    boulder, co
    August 20, 2015, 5:34 pm

    I think the original setup did not include gps tracking and pacers, or people to accompany you. But things evolve and the “normal” becomes what most people accept as normal

    Hiking 14 14ers to me it sounds like it ends up on the 14th summit….you hiked 14

    Badwater146 ends on top of Whitney even though you have to go back down 12 miles

  12. Bogie D
    boulder, co
    August 20, 2015, 6:27 pm

    What’s not clear to me, is if 2 or more people team up and do some or all of the peaks together, is that allowed and ok?

    I would think so but it needs to be clarified

  13. Judd H.
    California
    August 20, 2015, 10:29 pm

    Great job Ladies. People who know what it is like to be apart of and truly respect the mountains would not criticize or question your accomplishments. Keep pushing yourselves……….

  14. Frank
    August 21, 2015, 8:38 am

    It is an amazing feat, but it is stupid and dangerous, and people are going to die trying to replicate it–I have climbed many 14’ers, and I can say that the storms are not something to take lightly and climbing in the afternoon is dangerous–hiking extreme distances on the ridiculous minimum of calories these two consumed is also dangerous. Hiking until you are so sleep deprived you are hallucinating is extremely dangerous–setting something up like this as a model and goal for others to follow is going to lead to people dying in the attempt

  15. Marc Strawser
    August 21, 2015, 3:19 pm

    So, I guess this is already more demanding and obscure than finishing all the 14ers (including those which supposedly don’t count) in less than 10 days? Amazing accomplishment, but definitely not the most demanding feat that incorporates these mountains. Title change?

  16. John C
    Calif
    August 22, 2015, 2:02 pm

    Incredible Congrats – when does the movie come out

  17. Morgan Tilton
    Denver, CO
    August 24, 2015, 3:48 pm

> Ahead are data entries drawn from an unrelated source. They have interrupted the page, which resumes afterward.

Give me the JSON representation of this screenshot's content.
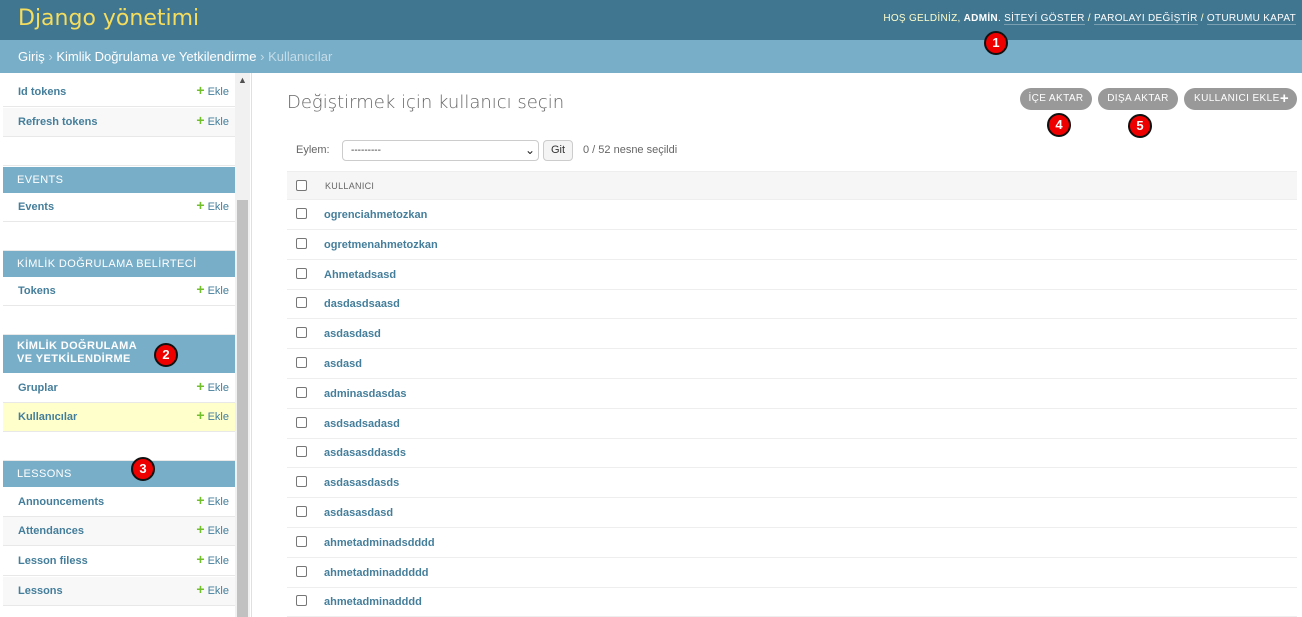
{
  "header": {
    "branding": "Django yönetimi",
    "welcome": "HOŞ GELDİNİZ,",
    "username": "ADMİN",
    "view_site": "SİTEYİ GÖSTER",
    "change_password": "PAROLAYI DEĞİŞTİR",
    "logout": "OTURUMU KAPAT",
    "separator": "/",
    "brand_color": "#417690",
    "branding_color": "#f5dd5d"
  },
  "breadcrumbs": {
    "home": "Giriş",
    "app": "Kimlik Doğrulama ve Yetkilendirme",
    "current": "Kullanıcılar",
    "separator": "›"
  },
  "annotations": [
    "1",
    "2",
    "3",
    "4",
    "5"
  ],
  "sidebar": {
    "add_label": "Ekle",
    "groups": [
      {
        "caption": "",
        "models": [
          "Id tokens",
          "Refresh tokens"
        ]
      },
      {
        "caption": "EVENTS",
        "models": [
          "Events"
        ]
      },
      {
        "caption": "KİMLİK DOĞRULAMA BELİRTECİ",
        "models": [
          "Tokens"
        ]
      },
      {
        "caption": "KİMLİK DOĞRULAMA VE YETKİLENDİRME",
        "models": [
          "Gruplar",
          "Kullanıcılar"
        ]
      },
      {
        "caption": "LESSONS",
        "models": [
          "Announcements",
          "Attendances",
          "Lesson filess",
          "Lessons"
        ]
      }
    ],
    "caption_color": "#79aec8",
    "selected_color": "#ffffcc"
  },
  "main": {
    "title": "Değiştirmek için kullanıcı seçin",
    "tools": {
      "import": "İÇE AKTAR",
      "export": "DIŞA AKTAR",
      "add_user": "KULLANICI EKLE"
    },
    "actions": {
      "label": "Eylem:",
      "selected_option": "---------",
      "go": "Git",
      "counter": "0 / 52 nesne seçildi"
    },
    "table": {
      "column_header": "KULLANICI",
      "rows": [
        "ogrenciahmetozkan",
        "ogretmenahmetozkan",
        "Ahmetadsasd",
        "dasdasdsaasd",
        "asdasdasd",
        "asdasd",
        "adminasdasdas",
        "asdsadsadasd",
        "asdasasddasds",
        "asdasasdasds",
        "asdasasdasd",
        "ahmetadminadsdddd",
        "ahmetadminaddddd",
        "ahmetadminadddd"
      ]
    }
  }
}
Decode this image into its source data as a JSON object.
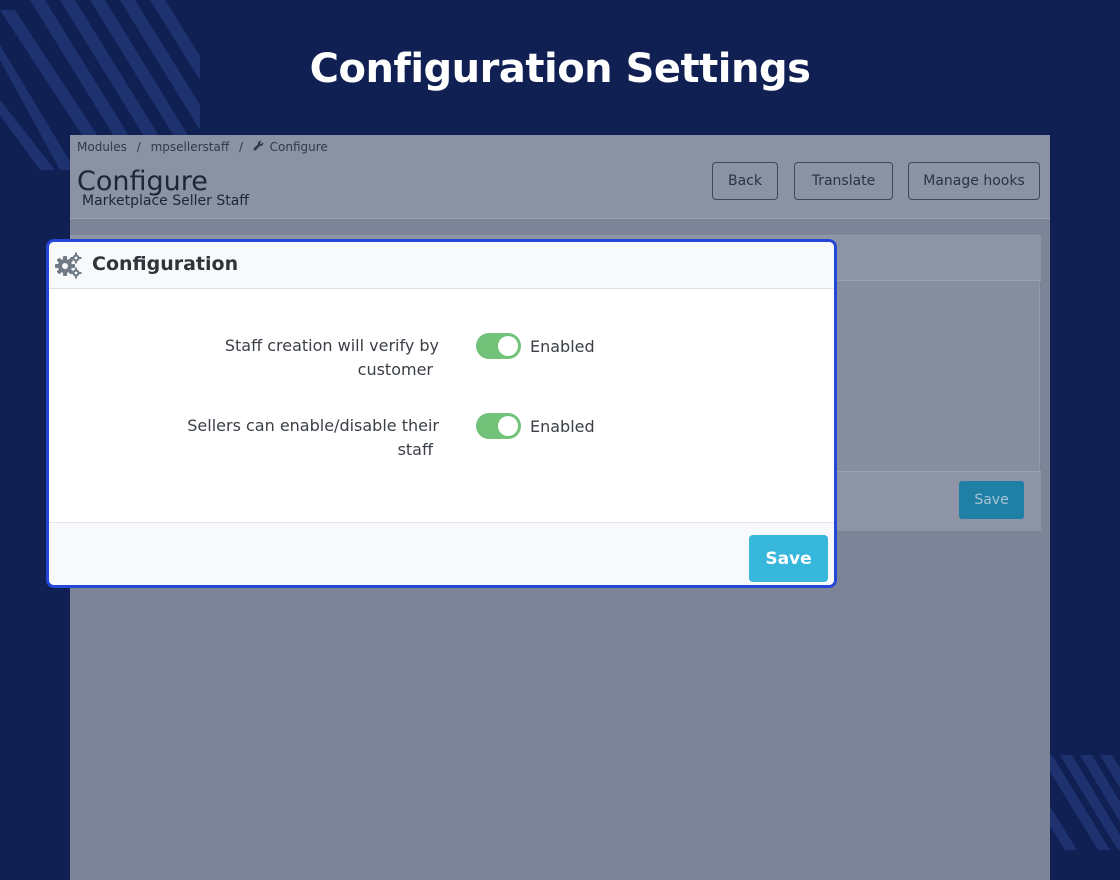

    Given Matt’s response –that the original objective was to climb as many fourteeners as possible in 60 hours, regardless of returning to the final TH– I think that these two ultrarunners have completed Nolan’s 14: to reach the most number of 14er peaks (14) within 60 hours. What an incredible accomplishment! I enjoyed the personal quotes woven throughout the article and I can appreciate the journalist’s desire to use a variety of language for the attributions and pronouns (“recount” versus “said”; “women” or “ultrarunners”). As a female athlete and professional journalist, it does strike a cord when I see women called “girls” in an article. Would one ever see a “man” referred to as a “boy” or “teenager” for the sake of linguistic variety? Certainly not. Furthermore, using “girls” within the context of that particular sentence, “…Both girls carried poles for much of the route…” could be offensive. Again, when reporting about two male runners, would you write, “Both boys carried poles for much of the route”? Most likely, no. Secondly, any ultrarunner –regardless of being male or female– may use poles to aid ultraruns. Just as the pros/cons of the SPOT tracker are explained, those benefits/drawbacks of the poles could be shared with the audience, too. To address both issues, I would hope to read something like, “Both runners strapped collapsible poles to their packs for support during steep ascents. Throughout the traverse, they ended up using the poles for two steep descents — which means they have the knees of an ox.” This is an adventure “blog” and I am not sure what Nat Geo’s resources are for editing, however, gender equality should be at the top of the publication’s agenda, for all of the content.

  18. Rush
    September 2, 2015, 1:16 pm

    This isn’t a USTAF-sanction, chipped event over a certified course. It’s an adventure. There is no governing body or seated board to review one’s effort. You don’t submit an application. I can throw up a website and declare myself the “official site of Nolans 14”, but it doesn’t mean squat. The ladies did what they did and good on them.